Choosing to become a mum is a big decision. It often means putting our other dreams on hold while we put our babies’ needs first.
Yet it doesn’t always have to be this way. Indeed, some mums are choosing not to put their career aspirations on hold – and that’s okay!
For many new mums, it’s easy to press pause on our lives and focus on our babies. If motherhood has taught me anything it’s that our babies grow up so incredibly fast. Our careers, our businesses, our goals of world domination can wait because nothing matters more than spending time with our babies.
But sometimes it’s incredibly hard to walk away from a career, a position or a business empire that you’ve worked hard to build. This is especially the case if you own the business. Yes, your baby is your baby — but in many cases, your business is also your baby.
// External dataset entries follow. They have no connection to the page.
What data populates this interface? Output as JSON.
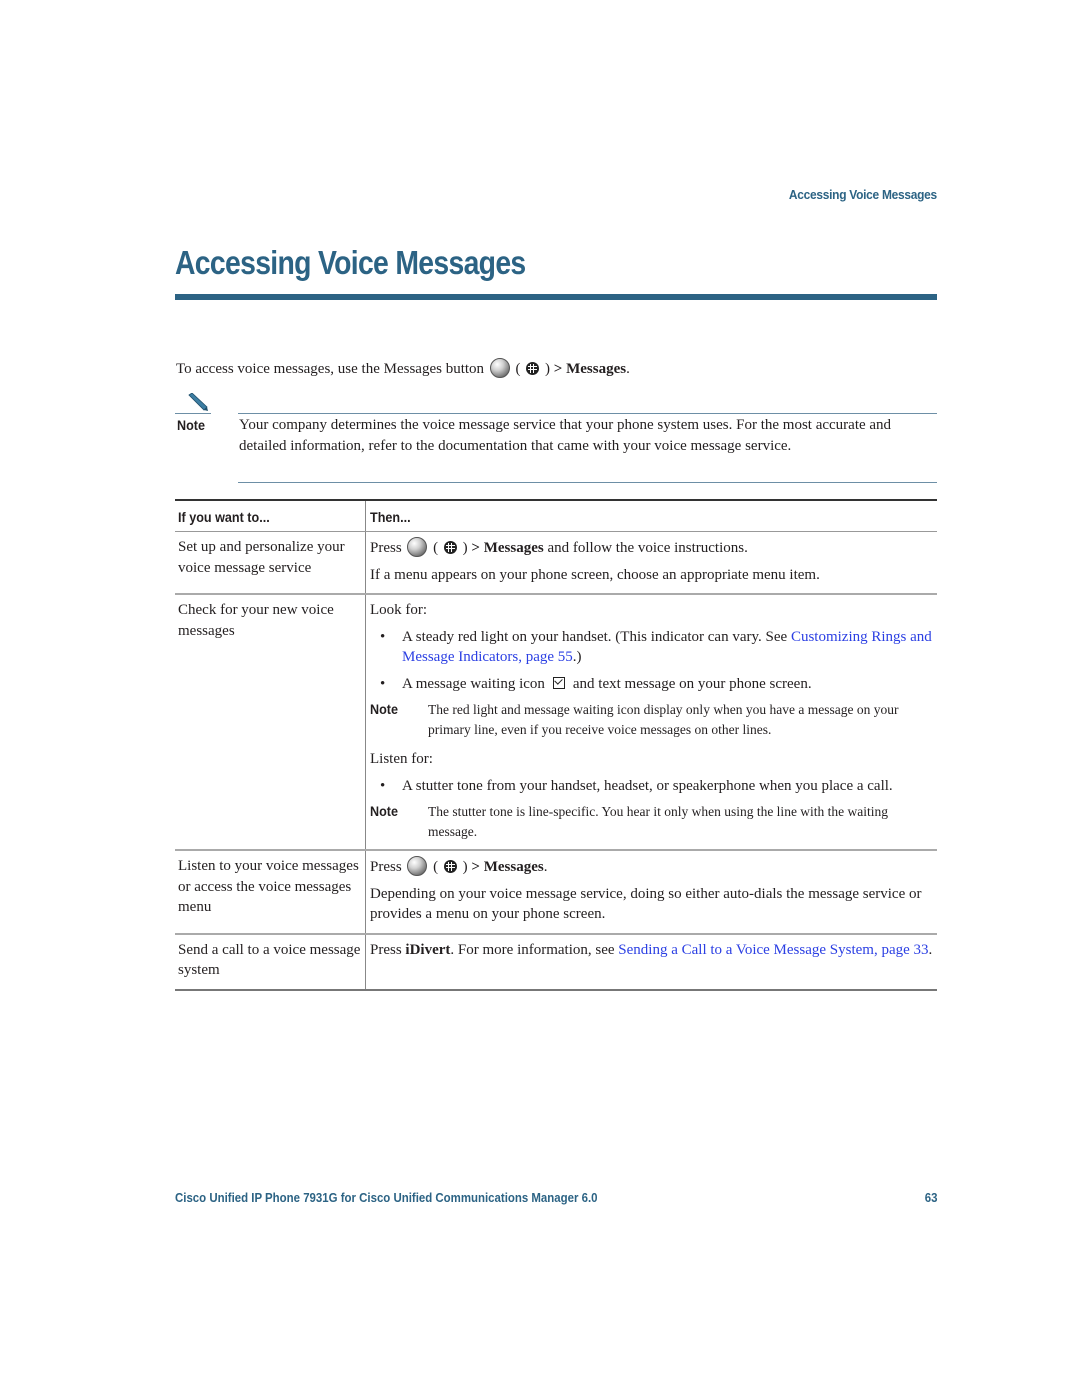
{
  "header": {
    "running_head": "Accessing Voice Messages",
    "title": "Accessing Voice Messages"
  },
  "intro": {
    "text_before": "To access voice messages, use the Messages button",
    "paren_open": "(",
    "paren_close": ")",
    "arrow": ">",
    "bold_item": "Messages",
    "period": ".",
    "icons": [
      "messages-button-icon",
      "globe-icon"
    ]
  },
  "note": {
    "label": "Note",
    "icon": "pencil-icon",
    "text": "Your company determines the voice message service that your phone system uses. For the most accurate and detailed information, refer to the documentation that came with your voice message service."
  },
  "table": {
    "headers": [
      "If you want to...",
      "Then..."
    ],
    "rows": [
      {
        "task": "Set up and personalize your voice message service",
        "press": "Press",
        "after_bold": "and follow the voice instructions.",
        "bold": "> Messages",
        "extra": "If a menu appears on your phone screen, choose an appropriate menu item."
      },
      {
        "task": "Check for your new voice messages",
        "look_for": "Look for:",
        "bullet1_text": "A steady red light on your handset. (This indicator can vary. See",
        "bullet1_link": "Customizing Rings and Message Indicators, page 55",
        "bullet1_tail": ".)",
        "bullet2_before": "A message waiting icon",
        "bullet2_after": "and text message on your phone screen.",
        "note1_label": "Note",
        "note1_text": "The red light and message waiting icon display only when you have a message on your primary line, even if you receive voice messages on other lines.",
        "listen_for": "Listen for:",
        "bullet3_text": "A stutter tone from your handset, headset, or speakerphone when you place a call.",
        "note2_label": "Note",
        "note2_text": "The stutter tone is line-specific. You hear it only when using the line with the waiting message."
      },
      {
        "task": "Listen to your voice messages or access the voice messages menu",
        "press": "Press",
        "bold": "> Messages",
        "tail": ".",
        "extra": "Depending on your voice message service, doing so either auto-dials the message service or provides a menu on your phone screen."
      },
      {
        "task": "Send a call to a voice message system",
        "press": "Press",
        "bold": "iDivert",
        "mid": ". For more information, see",
        "link": "Sending a Call to a Voice Message System, page 33",
        "tail": "."
      }
    ]
  },
  "footer": {
    "title": "Cisco Unified IP Phone 7931G for Cisco Unified Communications Manager 6.0",
    "page": "63"
  },
  "colors": {
    "heading": "#2c6384",
    "link": "#2b3fe3",
    "text": "#231f20"
  }
}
This is why mum-of-two Jess Morgan, 32, made the decision to return to work just three weeks after giving birth.
Instead of taking maternity leave, her husband, Dave took parental leave from his job as a forensic technician and became the full-time caregiver to their son, Murphy. Three years and another baby boy later, Dave continues to be on full-time kid duty while Jess works.
Balancing baby and business
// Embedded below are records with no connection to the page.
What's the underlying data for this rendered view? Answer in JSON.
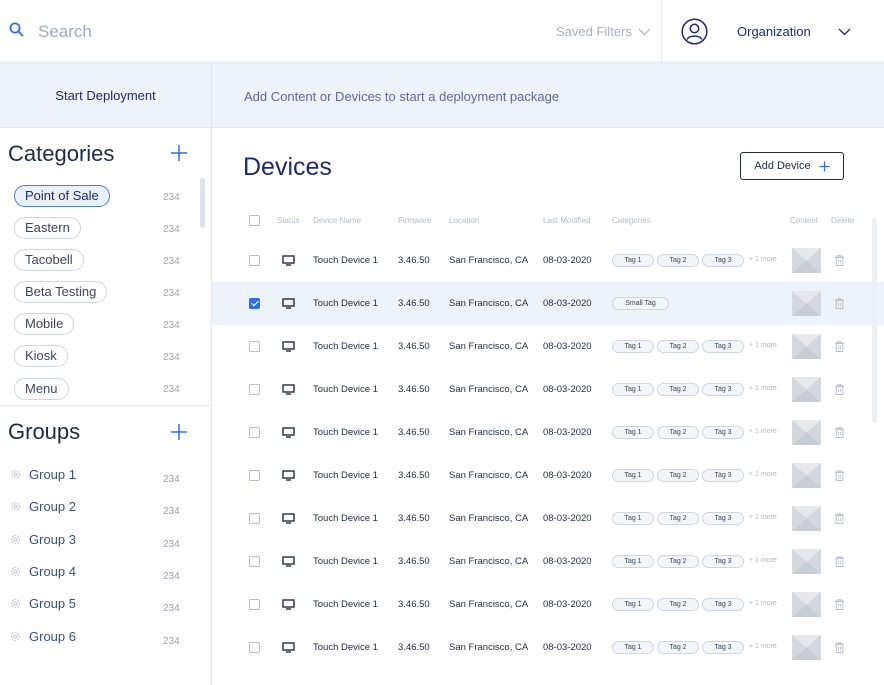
{
  "header": {
    "search_placeholder": "Search",
    "saved_filters": "Saved Filters",
    "organization": "Organization"
  },
  "deploy": {
    "start": "Start Deployment",
    "hint": "Add Content or Devices to start a deployment package"
  },
  "sidebar": {
    "categories_title": "Categories",
    "categories": [
      {
        "label": "Point of Sale",
        "count": "234",
        "active": true
      },
      {
        "label": "Eastern",
        "count": "234"
      },
      {
        "label": "Tacobell",
        "count": "234"
      },
      {
        "label": "Beta Testing",
        "count": "234"
      },
      {
        "label": "Mobile",
        "count": "234"
      },
      {
        "label": "Kiosk",
        "count": "234"
      },
      {
        "label": "Menu",
        "count": "234"
      }
    ],
    "groups_title": "Groups",
    "groups": [
      {
        "label": "Group 1",
        "count": "234"
      },
      {
        "label": "Group 2",
        "count": "234"
      },
      {
        "label": "Group 3",
        "count": "234"
      },
      {
        "label": "Group 4",
        "count": "234"
      },
      {
        "label": "Group 5",
        "count": "234"
      },
      {
        "label": "Group 6",
        "count": "234"
      }
    ]
  },
  "main": {
    "title": "Devices",
    "add_device": "Add Device",
    "columns": {
      "status": "Status",
      "device_name": "Device Name",
      "firmware": "Firmware",
      "location": "Location",
      "last_modified": "Last Modified",
      "categories": "Categories",
      "content": "Content",
      "delete": "Delete"
    },
    "rows": [
      {
        "name": "Touch Device 1",
        "firmware": "3.46.50",
        "location": "San Francisco, CA",
        "modified": "08-03-2020",
        "tags": [
          "Tag 1",
          "Tag 2",
          "Tag 3"
        ],
        "more": "+ 1 more",
        "checked": false
      },
      {
        "name": "Touch Device 1",
        "firmware": "3.46.50",
        "location": "San Francisco, CA",
        "modified": "08-03-2020",
        "tags": [
          "Small Tag"
        ],
        "more": "",
        "checked": true
      },
      {
        "name": "Touch Device 1",
        "firmware": "3.46.50",
        "location": "San Francisco, CA",
        "modified": "08-03-2020",
        "tags": [
          "Tag 1",
          "Tag 2",
          "Tag 3"
        ],
        "more": "+ 1 more",
        "checked": false
      },
      {
        "name": "Touch Device 1",
        "firmware": "3.46.50",
        "location": "San Francisco, CA",
        "modified": "08-03-2020",
        "tags": [
          "Tag 1",
          "Tag 2",
          "Tag 3"
        ],
        "more": "+ 1 more",
        "checked": false
      },
      {
        "name": "Touch Device 1",
        "firmware": "3.46.50",
        "location": "San Francisco, CA",
        "modified": "08-03-2020",
        "tags": [
          "Tag 1",
          "Tag 2",
          "Tag 3"
        ],
        "more": "+ 1 more",
        "checked": false
      },
      {
        "name": "Touch Device 1",
        "firmware": "3.46.50",
        "location": "San Francisco, CA",
        "modified": "08-03-2020",
        "tags": [
          "Tag 1",
          "Tag 2",
          "Tag 3"
        ],
        "more": "+ 1 more",
        "checked": false
      },
      {
        "name": "Touch Device 1",
        "firmware": "3.46.50",
        "location": "San Francisco, CA",
        "modified": "08-03-2020",
        "tags": [
          "Tag 1",
          "Tag 2",
          "Tag 3"
        ],
        "more": "+ 1 more",
        "checked": false
      },
      {
        "name": "Touch Device 1",
        "firmware": "3.46.50",
        "location": "San Francisco, CA",
        "modified": "08-03-2020",
        "tags": [
          "Tag 1",
          "Tag 2",
          "Tag 3"
        ],
        "more": "+ 1 more",
        "checked": false
      },
      {
        "name": "Touch Device 1",
        "firmware": "3.46.50",
        "location": "San Francisco, CA",
        "modified": "08-03-2020",
        "tags": [
          "Tag 1",
          "Tag 2",
          "Tag 3"
        ],
        "more": "+ 1 more",
        "checked": false
      },
      {
        "name": "Touch Device 1",
        "firmware": "3.46.50",
        "location": "San Francisco, CA",
        "modified": "08-03-2020",
        "tags": [
          "Tag 1",
          "Tag 2",
          "Tag 3"
        ],
        "more": "+ 1 more",
        "checked": false
      }
    ]
  },
  "icons": {
    "search": "search-icon",
    "chevron": "chevron-down-icon",
    "avatar": "user-icon",
    "plus": "plus-icon",
    "group": "gear-icon",
    "device": "monitor-icon",
    "content": "image-placeholder-icon",
    "delete": "trash-icon"
  },
  "colors": {
    "accent": "#2f6fe0",
    "navy": "#1f2a6b",
    "deploy_bg": "#eef2fa",
    "selected_row": "#eef2fa"
  }
}
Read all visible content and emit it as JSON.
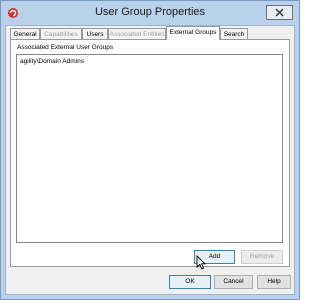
{
  "window": {
    "title": "User Group Properties",
    "close_icon": "close-icon",
    "app_icon": "app-icon"
  },
  "tabs": [
    {
      "label": "General",
      "state": "normal"
    },
    {
      "label": "Capabilities",
      "state": "disabled"
    },
    {
      "label": "Users",
      "state": "normal"
    },
    {
      "label": "Associated Entities",
      "state": "disabled"
    },
    {
      "label": "External Groups",
      "state": "active"
    },
    {
      "label": "Search",
      "state": "normal"
    }
  ],
  "panel": {
    "group_label": "Associated External User Groups",
    "items": [
      "agility\\Domain Admins"
    ],
    "add_label": "Add",
    "remove_label": "Remove"
  },
  "footer": {
    "ok_label": "OK",
    "cancel_label": "Cancel",
    "help_label": "Help"
  },
  "colors": {
    "frame": "#b9d1ea",
    "accent": "#3c7fb1",
    "app_icon": "#d0312d"
  }
}
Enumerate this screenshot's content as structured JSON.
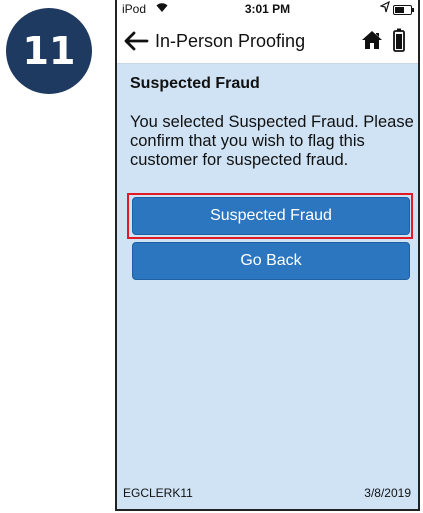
{
  "step": {
    "number": "11"
  },
  "status_bar": {
    "carrier": "iPod",
    "time": "3:01 PM"
  },
  "nav": {
    "title": "In-Person Proofing"
  },
  "screen": {
    "section_title": "Suspected Fraud",
    "message": "You selected Suspected Fraud. Please confirm that you wish to flag this customer for suspected fraud.",
    "primary_button": "Suspected Fraud",
    "secondary_button": "Go Back"
  },
  "footer": {
    "user": "EGCLERK11",
    "date": "3/8/2019"
  },
  "colors": {
    "badge": "#1f3a60",
    "background": "#cfe3f5",
    "button": "#2c76c0",
    "highlight": "#e01b24"
  },
  "icons": {
    "wifi": "wifi-icon",
    "location": "location-arrow-icon",
    "status_battery": "battery-status-icon",
    "back": "back-arrow-icon",
    "home": "home-icon",
    "battery": "battery-icon"
  }
}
For them, this set up works incredibly well. Jess runs her own design agency from her home. She is a freelancer and has a steady stream of clients. If she decided to take time off, it could be the end of her business.
“If I took six months off, none of my clients would wait around for me,” Jess explains. “I couldn’t risk losing everything I’d worked so hard for.”
Let Dad do it
Even though society still expects mum to take the lead when it comes to raising babies, dads can be just as good at it. Sure, mums have the boobs, but dads are capable too. Often it’s simply about giving them a chance to try.
Dave did all the nappy changing, preparing all the food when weaning started, and the baby classes. We were both good at it but the idea of being a stay-at-home mum had always filled me with terror.”
Jess admits that Dave is a lot more patient with the boys and thrives in his parental leave role, while she enjoys being able to balance her clients with her family.
Being a mother is overwhelming – you often feel like you’re ‘winging it’. I knew what I was doing with work.”
Making it work
One of the biggest challenges for Jess and Dave was getting others to accept their roles. Jess admits that they are often met with raised eyebrows, unhelpful comments and snide remarks, especially at the start.
“It really put a cloud over this supposedly magical time,” she says. “Dave even threw a family member out of the house once for being judgmental and making me cry.”
According to recent ABS figures, only 20% of Aussie dads take parental leave. Like Dave, many dads do find that it’s hard to take on the role as the main caregiver due to the judgment they receive.
“So many people said, ‘You won’t be able to do it, you won’t cope, it’s so hard,’” Dave admits. “That almost made me second-guess myself. But that’s a ridiculous thing to say to a person, male or female.”
Despite the challenges, the couple makes it work. Three years and two children later, the couple continues to subvert the ‘traditional’ roles of husband and wife. And they wouldn’t have it any other way.
The mother/work load
Of course, every family is different. For Jess and Dave, being a business owner and being able to work from home definitely swayed the decision.
But many mums choose to return to work outside the home after just a few weeks with bub. In fact, most mums are forced to. After all, we only get 18 weeks of paid parental leave. This goes for both mum or dad, whoever the main caregiver is.
Regardless of what role you decide to take, whether you stay-at-home, return to work, do a bit of both, it’s always tricky to juggle parenthood with other responsibilities. So be kind to yourself and to your partner. Chances are you’re both a bit overwhelmed with the new change of pace.
For more tips on finding that happy medium when welcoming a baby, have a read of 10 Fights To Expect With Your Partner When You Have a New Baby.